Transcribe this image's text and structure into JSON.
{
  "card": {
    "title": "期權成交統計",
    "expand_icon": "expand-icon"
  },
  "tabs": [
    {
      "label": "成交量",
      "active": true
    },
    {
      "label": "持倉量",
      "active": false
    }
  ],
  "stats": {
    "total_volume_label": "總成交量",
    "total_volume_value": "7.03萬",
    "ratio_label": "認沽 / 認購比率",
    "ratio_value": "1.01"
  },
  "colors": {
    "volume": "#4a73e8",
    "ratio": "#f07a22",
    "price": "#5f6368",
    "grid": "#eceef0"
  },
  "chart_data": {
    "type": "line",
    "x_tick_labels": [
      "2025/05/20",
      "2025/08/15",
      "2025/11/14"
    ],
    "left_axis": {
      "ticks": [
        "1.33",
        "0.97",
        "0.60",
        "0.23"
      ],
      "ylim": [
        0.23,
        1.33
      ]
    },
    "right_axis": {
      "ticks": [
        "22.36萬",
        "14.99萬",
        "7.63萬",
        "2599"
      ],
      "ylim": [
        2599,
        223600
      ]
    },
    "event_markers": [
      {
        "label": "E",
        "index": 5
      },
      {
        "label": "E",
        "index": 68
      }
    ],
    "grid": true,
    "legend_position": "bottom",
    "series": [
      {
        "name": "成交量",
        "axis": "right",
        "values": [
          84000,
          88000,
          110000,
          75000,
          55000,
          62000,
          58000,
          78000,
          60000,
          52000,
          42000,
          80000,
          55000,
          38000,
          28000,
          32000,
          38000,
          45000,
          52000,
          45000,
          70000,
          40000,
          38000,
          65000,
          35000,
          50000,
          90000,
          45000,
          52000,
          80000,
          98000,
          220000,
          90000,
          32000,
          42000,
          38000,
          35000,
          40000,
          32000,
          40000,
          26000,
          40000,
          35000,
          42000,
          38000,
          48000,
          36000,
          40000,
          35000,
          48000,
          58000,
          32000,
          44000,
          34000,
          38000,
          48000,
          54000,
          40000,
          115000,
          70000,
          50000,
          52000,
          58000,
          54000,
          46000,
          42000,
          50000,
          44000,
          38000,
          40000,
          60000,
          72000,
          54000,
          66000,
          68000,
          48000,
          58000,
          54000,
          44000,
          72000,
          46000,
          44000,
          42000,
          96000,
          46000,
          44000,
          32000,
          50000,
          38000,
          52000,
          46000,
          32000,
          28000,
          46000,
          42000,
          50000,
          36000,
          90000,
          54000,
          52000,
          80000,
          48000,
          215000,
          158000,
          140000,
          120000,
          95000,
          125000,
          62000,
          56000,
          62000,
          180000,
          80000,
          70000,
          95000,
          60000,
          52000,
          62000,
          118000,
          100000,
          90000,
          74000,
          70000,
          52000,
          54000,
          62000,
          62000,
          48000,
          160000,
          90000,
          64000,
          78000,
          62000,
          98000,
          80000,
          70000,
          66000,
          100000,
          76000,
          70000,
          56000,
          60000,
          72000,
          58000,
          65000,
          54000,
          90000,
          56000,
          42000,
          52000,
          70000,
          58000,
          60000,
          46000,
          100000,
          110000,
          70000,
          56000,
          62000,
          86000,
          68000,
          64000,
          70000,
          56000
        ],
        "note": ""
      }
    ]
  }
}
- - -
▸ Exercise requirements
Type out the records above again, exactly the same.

▸ Answer to this exercise
Transcribe this image's text and structure into JSON.
{
  "card": {
    "title": "期權成交統計",
    "expand_icon": "expand-icon"
  },
  "tabs": [
    {
      "label": "成交量",
      "active": true
    },
    {
      "label": "持倉量",
      "active": false
    }
  ],
  "stats": {
    "total_volume_label": "總成交量",
    "total_volume_value": "7.03萬",
    "ratio_label": "認沽 / 認購比率",
    "ratio_value": "1.01"
  },
  "colors": {
    "volume": "#4a73e8",
    "ratio": "#f07a22",
    "price": "#5f6368",
    "grid": "#eceef0"
  },
  "chart_data": {
    "type": "line",
    "x_tick_labels": [
      "2025/05/20",
      "2025/08/15",
      "2025/11/14"
    ],
    "left_axis": {
      "ticks": [
        "1.33",
        "0.97",
        "0.60",
        "0.23"
      ],
      "ylim": [
        0.23,
        1.33
      ]
    },
    "right_axis": {
      "ticks": [
        "22.36萬",
        "14.99萬",
        "7.63萬",
        "2599"
      ],
      "ylim": [
        2599,
        223600
      ]
    },
    "event_markers": [
      {
        "label": "E",
        "index": 5
      },
      {
        "label": "E",
        "index": 68
      }
    ],
    "grid": true,
    "legend_position": "bottom",
    "series": [
      {
        "name": "成交量",
        "axis": "right",
        "values": [
          84000,
          88000,
          110000,
          75000,
          55000,
          62000,
          58000,
          78000,
          60000,
          52000,
          42000,
          80000,
          55000,
          38000,
          28000,
          32000,
          38000,
          45000,
          52000,
          45000,
          70000,
          40000,
          38000,
          65000,
          35000,
          50000,
          90000,
          45000,
          52000,
          80000,
          98000,
          220000,
          90000,
          32000,
          42000,
          38000,
          35000,
          40000,
          32000,
          40000,
          26000,
          40000,
          35000,
          42000,
          38000,
          48000,
          36000,
          40000,
          35000,
          48000,
          58000,
          32000,
          44000,
          34000,
          38000,
          48000,
          54000,
          40000,
          115000,
          70000,
          50000,
          52000,
          58000,
          54000,
          46000,
          42000,
          50000,
          44000,
          38000,
          40000,
          60000,
          72000,
          54000,
          66000,
          68000,
          48000,
          58000,
          54000,
          44000,
          72000,
          46000,
          44000,
          42000,
          96000,
          46000,
          44000,
          32000,
          50000,
          38000,
          52000,
          46000,
          32000,
          28000,
          46000,
          42000,
          50000,
          36000,
          90000,
          54000,
          52000,
          80000,
          48000,
          215000,
          158000,
          140000,
          120000,
          95000,
          125000,
          62000,
          56000,
          62000,
          180000,
          80000,
          70000,
          95000,
          60000,
          52000,
          62000,
          118000,
          100000,
          90000,
          74000,
          70000,
          52000,
          54000,
          62000,
          62000,
          48000,
          160000,
          90000,
          64000,
          78000,
          62000,
          98000,
          80000,
          70000,
          66000,
          100000,
          76000,
          70000,
          56000,
          60000,
          72000,
          58000,
          65000,
          54000,
          90000,
          56000,
          42000,
          52000,
          70000,
          58000,
          60000,
          46000,
          100000,
          110000,
          70000,
          56000,
          62000,
          86000,
          68000,
          64000,
          70000,
          56000
        ],
        "note": ""
      }
    ]
  }
}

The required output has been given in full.